If you pay attention to the archives and records management world on Twitter, you may have seen a news item make the rounds over the past few days. The story concerns the discovery and disposition of a cache of documents dating back to the mid-19th century in Franklin County, North Carolina. In lieu of retelling the entire story, I will offer this bulleted list:
- New Clerk of Court discovers leak affecting storage in basement
- Basement is full of documents, dating between 1880s and 1960s (although I’ve seen claims of the 1840s and the 1820s as the earliest dates)
- Documents are mold-infested and water damaged.
- Local historical society volunteers perform some assessment and inventory.
- County government contacts State Archives of NC, who requests inventory.
- Based on inventory, State Archives identifies 15 boxes of materials to be added to archival holdings—either through rehabilitation or stabilization and reformatting
- Other documents are identified as nonpermanent or transitory records that had previously been scheduled nonpermanent by the Archives in 1964. As per NC public records statutes, nonpermanent records, upon reaching the end of their retention period, may be destroyed or retained by the owning agency. Because of the extreme water and mold damage, a state archives staff member recommends destruction.
- Franklin County agencies destroy remaining documents.
(This is heavily summarized timeline that unfolded over months. For more details, please read the following:
- WRAL news
- Raleigh News & Observer news
- Stumbling in the Shadows of Giants blog
- The Grey Area blog
- Kevin Cherry in the NC Department of Cultural Resources blog)
The incident has incensed genealogists, historical society supporters, and historians interested in local history. While some have called foul and inferred conspiracy from the destroyed records, the overarching tenor of the outrage is rooted in the county’s destruction of the records despite the fact that volunteers had pledged to take on the rehabilitation and/or reformatting. I don’t plan on engaging in the discussion over the feasibility or cost vs. benefit of such an endeavor. Likewise, I don’t find it worthwhile to contribute to an argument between professional archivists on one hand, and one of our primary constituencies on the other.
From a records management standpoint, the whole saga highlights a few items, chief among them the missed opportunity communicating the value and importance managing the records life cycle. Dr. Cherry makes an excellent point in his letter to the editor: “Not every piece of paper can be saved from every government office in North Carolina without creating an undue burden on government offices and taxpayers.” Unfortunately, the words come as damage control, and will never carry the weight they might have had the notion been introduced under less charged circumstances. From what I’ve read, the State Archives acted within their purview, selecting the unique government records with permanent retention periods for their collections and identifying others as transitory or otherwise nonpermanent records that had been scheduled as such decades previous. They may have recommended destruction of the other documents due to health and safety concerns, but the state archives have made clear that the ultimate disposition decision belonged to various agencies within Franklin County.
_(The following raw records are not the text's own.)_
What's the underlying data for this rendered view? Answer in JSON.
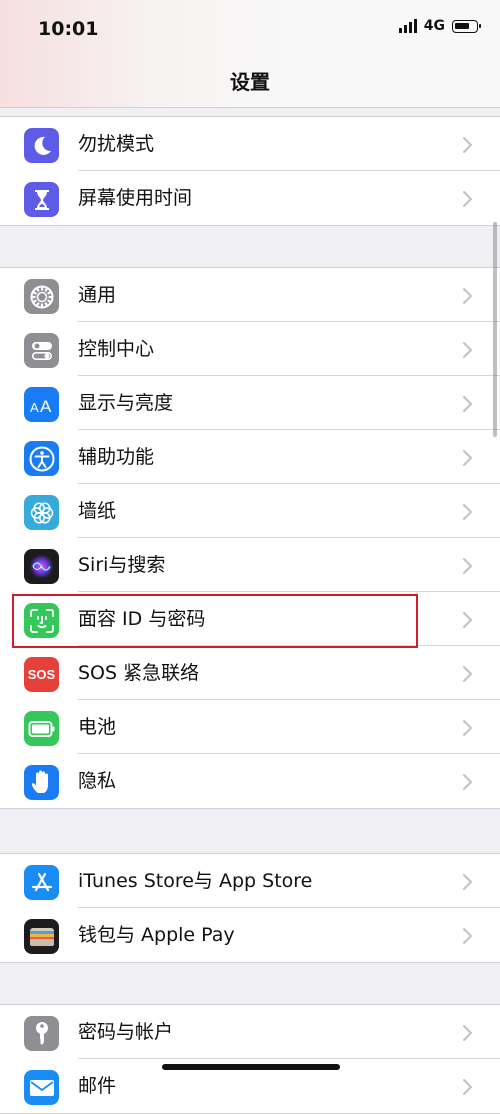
{
  "status_bar": {
    "time": "10:01",
    "network": "4G"
  },
  "nav": {
    "title": "设置"
  },
  "groups": [
    {
      "items": [
        {
          "label": "勿扰模式",
          "icon": "moon-icon",
          "color": "#5e5ce6"
        },
        {
          "label": "屏幕使用时间",
          "icon": "hourglass-icon",
          "color": "#5e5ce6"
        }
      ]
    },
    {
      "items": [
        {
          "label": "通用",
          "icon": "gear-icon",
          "color": "#8e8e93"
        },
        {
          "label": "控制中心",
          "icon": "toggles-icon",
          "color": "#8e8e93"
        },
        {
          "label": "显示与亮度",
          "icon": "text-size-icon",
          "color": "#1a7cf5"
        },
        {
          "label": "辅助功能",
          "icon": "accessibility-icon",
          "color": "#1a7cf5"
        },
        {
          "label": "墙纸",
          "icon": "flower-icon",
          "color": "#36aadc"
        },
        {
          "label": "Siri与搜索",
          "icon": "siri-icon",
          "color": "#1c1c1e"
        },
        {
          "label": "面容 ID 与密码",
          "icon": "face-id-icon",
          "color": "#34c759"
        },
        {
          "label": "SOS 紧急联络",
          "icon": "sos-icon",
          "color": "#e5413a",
          "icon_text": "SOS"
        },
        {
          "label": "电池",
          "icon": "battery-icon",
          "color": "#34c759"
        },
        {
          "label": "隐私",
          "icon": "hand-icon",
          "color": "#1a7cf5"
        }
      ]
    },
    {
      "items": [
        {
          "label": "iTunes Store与 App Store",
          "icon": "app-store-icon",
          "color": "#1a8cf5"
        },
        {
          "label": "钱包与 Apple Pay",
          "icon": "wallet-icon",
          "color": "#1c1c1e"
        }
      ]
    },
    {
      "items": [
        {
          "label": "密码与帐户",
          "icon": "key-icon",
          "color": "#8e8e93"
        },
        {
          "label": "邮件",
          "icon": "mail-icon",
          "color": "#1a8cf5"
        }
      ]
    }
  ]
}
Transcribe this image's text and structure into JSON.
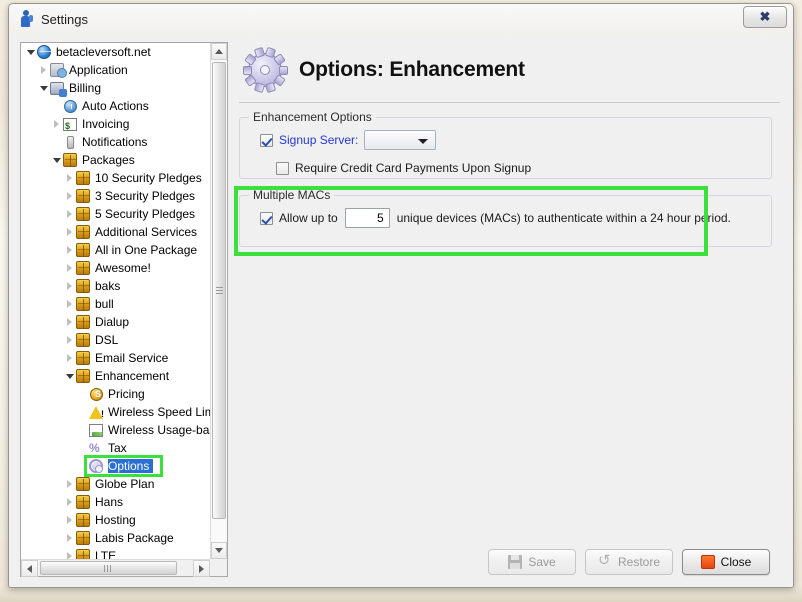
{
  "window": {
    "title": "Settings",
    "app_icon": "person-icon",
    "close_button_label": "✖"
  },
  "tree": {
    "name": "settings-tree",
    "nodes": [
      {
        "label": "betacleversoft.net",
        "depth": 0,
        "icon": "globe-icon",
        "expander": "open",
        "selected": false
      },
      {
        "label": "Application",
        "depth": 1,
        "icon": "app-icon",
        "expander": "closed",
        "selected": false
      },
      {
        "label": "Billing",
        "depth": 1,
        "icon": "billing-icon",
        "expander": "open",
        "selected": false
      },
      {
        "label": "Auto Actions",
        "depth": 2,
        "icon": "clock-icon",
        "expander": "none",
        "selected": false
      },
      {
        "label": "Invoicing",
        "depth": 2,
        "icon": "invoice-icon",
        "expander": "closed",
        "selected": false
      },
      {
        "label": "Notifications",
        "depth": 2,
        "icon": "bell-icon",
        "expander": "none",
        "selected": false
      },
      {
        "label": "Packages",
        "depth": 2,
        "icon": "package-icon",
        "expander": "open",
        "selected": false
      },
      {
        "label": "10 Security Pledges",
        "depth": 3,
        "icon": "package-icon",
        "expander": "closed",
        "selected": false
      },
      {
        "label": "3 Security Pledges",
        "depth": 3,
        "icon": "package-icon",
        "expander": "closed",
        "selected": false
      },
      {
        "label": "5 Security Pledges",
        "depth": 3,
        "icon": "package-icon",
        "expander": "closed",
        "selected": false
      },
      {
        "label": "Additional Services",
        "depth": 3,
        "icon": "package-icon",
        "expander": "closed",
        "selected": false
      },
      {
        "label": "All in One Package",
        "depth": 3,
        "icon": "package-icon",
        "expander": "closed",
        "selected": false
      },
      {
        "label": "Awesome!",
        "depth": 3,
        "icon": "package-icon",
        "expander": "closed",
        "selected": false
      },
      {
        "label": "baks",
        "depth": 3,
        "icon": "package-icon",
        "expander": "closed",
        "selected": false
      },
      {
        "label": "bull",
        "depth": 3,
        "icon": "package-icon",
        "expander": "closed",
        "selected": false
      },
      {
        "label": "Dialup",
        "depth": 3,
        "icon": "package-icon",
        "expander": "closed",
        "selected": false
      },
      {
        "label": "DSL",
        "depth": 3,
        "icon": "package-icon",
        "expander": "closed",
        "selected": false
      },
      {
        "label": "Email Service",
        "depth": 3,
        "icon": "package-icon",
        "expander": "closed",
        "selected": false
      },
      {
        "label": "Enhancement",
        "depth": 3,
        "icon": "package-icon",
        "expander": "open",
        "selected": false
      },
      {
        "label": "Pricing",
        "depth": 4,
        "icon": "coin-icon",
        "expander": "none",
        "selected": false
      },
      {
        "label": "Wireless Speed Limits",
        "depth": 4,
        "icon": "warning-icon",
        "expander": "none",
        "selected": false
      },
      {
        "label": "Wireless Usage-based",
        "depth": 4,
        "icon": "chart-icon",
        "expander": "none",
        "selected": false
      },
      {
        "label": "Tax",
        "depth": 4,
        "icon": "percent-icon",
        "expander": "none",
        "selected": false
      },
      {
        "label": "Options",
        "depth": 4,
        "icon": "gear-icon",
        "expander": "none",
        "selected": true
      },
      {
        "label": "Globe Plan",
        "depth": 3,
        "icon": "package-icon",
        "expander": "closed",
        "selected": false
      },
      {
        "label": "Hans",
        "depth": 3,
        "icon": "package-icon",
        "expander": "closed",
        "selected": false
      },
      {
        "label": "Hosting",
        "depth": 3,
        "icon": "package-icon",
        "expander": "closed",
        "selected": false
      },
      {
        "label": "Labis Package",
        "depth": 3,
        "icon": "package-icon",
        "expander": "closed",
        "selected": false
      },
      {
        "label": "LTE",
        "depth": 3,
        "icon": "package-icon",
        "expander": "closed",
        "selected": false
      }
    ]
  },
  "page": {
    "title": "Options: Enhancement",
    "title_icon": "gear-icon"
  },
  "enhancement_options": {
    "legend": "Enhancement Options",
    "signup_server": {
      "label": "Signup Server:",
      "checked": true,
      "dropdown_value": "",
      "dropdown_placeholder": ""
    },
    "require_cc": {
      "label": "Require Credit Card Payments Upon Signup",
      "checked": false
    }
  },
  "multiple_macs": {
    "legend": "Multiple MACs",
    "checked": true,
    "prefix_label": "Allow up to",
    "count_value": "5",
    "suffix_label": "unique devices (MACs) to authenticate within a 24 hour period."
  },
  "footer": {
    "save_label": "Save",
    "restore_label": "Restore",
    "close_label": "Close"
  },
  "annotations": {
    "highlight_color": "#3ce03c"
  }
}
Another issue highlighted by the destruction of the materials is the considerable knowledge gap regarding the difference between institutional and government records and personal or family papers. Any records manager or institutional archivist worth their salt can delineate between official records—those materials created during the transaction of everyday business that document the activity of a body, state, or individual—and papers created that may convey some sense of a person, family, or body but do not satisfy the relatively stringent criteria set out by records policies. We have a hard time conveying that knowledge to the public. This is true even (especially?) when that public is made up of those concerned with the legacy of a particular place. At least part of this is due to the morass and blurring of terminology related to archives and records.
Those upset with the destruction and the manner in which it occurred point to the fact that the State Archives made their recommendations without a complete knowledge of the basement’s contents. Records managers walk a fine line in this regard. We are tasked with making decisions about vast swaths of material and rarely (if ever) have the opportunity to inspect everything item-by-item. We have documented procedures, years of education and training, and professional standards that aid us in our work. At the end of the day, however, we have to make decisions and convey confidence to our constituencies (whether they be corporate, government, education, or otherwise) that our decisions are correct. Having that confidence in our expertise is only half the story; the other half is conveying that confidence and knowledge to the public, in other words: managing the message. The trouble in the case with the Franklin County documents lies in this latter half.
I often get frustrated with the number of calls for greater outreach to the public. I’m more than a little frustrated that I’m ending on that note here. A few friends in the archives world have mentioned variations on this being a teachable moment for records managers and archivists and the constituencies they serve. As the furor over the destruction seems to have shifted toward the county government that carried it out, I wonder if that moment has passed.